(Excerpts from an interface dataset)
§ §
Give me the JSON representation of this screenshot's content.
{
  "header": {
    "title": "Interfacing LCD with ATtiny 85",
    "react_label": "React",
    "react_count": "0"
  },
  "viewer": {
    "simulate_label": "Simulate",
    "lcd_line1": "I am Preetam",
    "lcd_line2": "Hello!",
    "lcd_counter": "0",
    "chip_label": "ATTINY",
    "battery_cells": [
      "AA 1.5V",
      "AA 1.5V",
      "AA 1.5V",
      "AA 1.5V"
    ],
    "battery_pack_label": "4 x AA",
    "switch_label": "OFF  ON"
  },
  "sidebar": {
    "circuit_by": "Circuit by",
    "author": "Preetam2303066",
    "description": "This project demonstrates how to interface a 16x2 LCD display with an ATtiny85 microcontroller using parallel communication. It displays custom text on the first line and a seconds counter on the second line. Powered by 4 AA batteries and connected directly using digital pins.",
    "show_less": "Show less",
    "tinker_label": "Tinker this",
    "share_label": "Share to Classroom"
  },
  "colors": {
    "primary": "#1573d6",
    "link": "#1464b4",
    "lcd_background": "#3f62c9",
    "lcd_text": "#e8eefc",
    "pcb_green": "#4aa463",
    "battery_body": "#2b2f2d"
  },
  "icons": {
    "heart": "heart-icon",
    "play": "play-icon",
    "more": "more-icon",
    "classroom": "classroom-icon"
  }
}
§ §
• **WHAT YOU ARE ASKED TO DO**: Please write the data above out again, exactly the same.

• **RESULT**:
Give me the JSON representation of this screenshot's content.
{
  "header": {
    "title": "Interfacing LCD with ATtiny 85",
    "react_label": "React",
    "react_count": "0"
  },
  "viewer": {
    "simulate_label": "Simulate",
    "lcd_line1": "I am Preetam",
    "lcd_line2": "Hello!",
    "lcd_counter": "0",
    "chip_label": "ATTINY",
    "battery_cells": [
      "AA 1.5V",
      "AA 1.5V",
      "AA 1.5V",
      "AA 1.5V"
    ],
    "battery_pack_label": "4 x AA",
    "switch_label": "OFF  ON"
  },
  "sidebar": {
    "circuit_by": "Circuit by",
    "author": "Preetam2303066",
    "description": "This project demonstrates how to interface a 16x2 LCD display with an ATtiny85 microcontroller using parallel communication. It displays custom text on the first line and a seconds counter on the second line. Powered by 4 AA batteries and connected directly using digital pins.",
    "show_less": "Show less",
    "tinker_label": "Tinker this",
    "share_label": "Share to Classroom"
  },
  "colors": {
    "primary": "#1573d6",
    "link": "#1464b4",
    "lcd_background": "#3f62c9",
    "lcd_text": "#e8eefc",
    "pcb_green": "#4aa463",
    "battery_body": "#2b2f2d"
  },
  "icons": {
    "heart": "heart-icon",
    "play": "play-icon",
    "more": "more-icon",
    "classroom": "classroom-icon"
  }
}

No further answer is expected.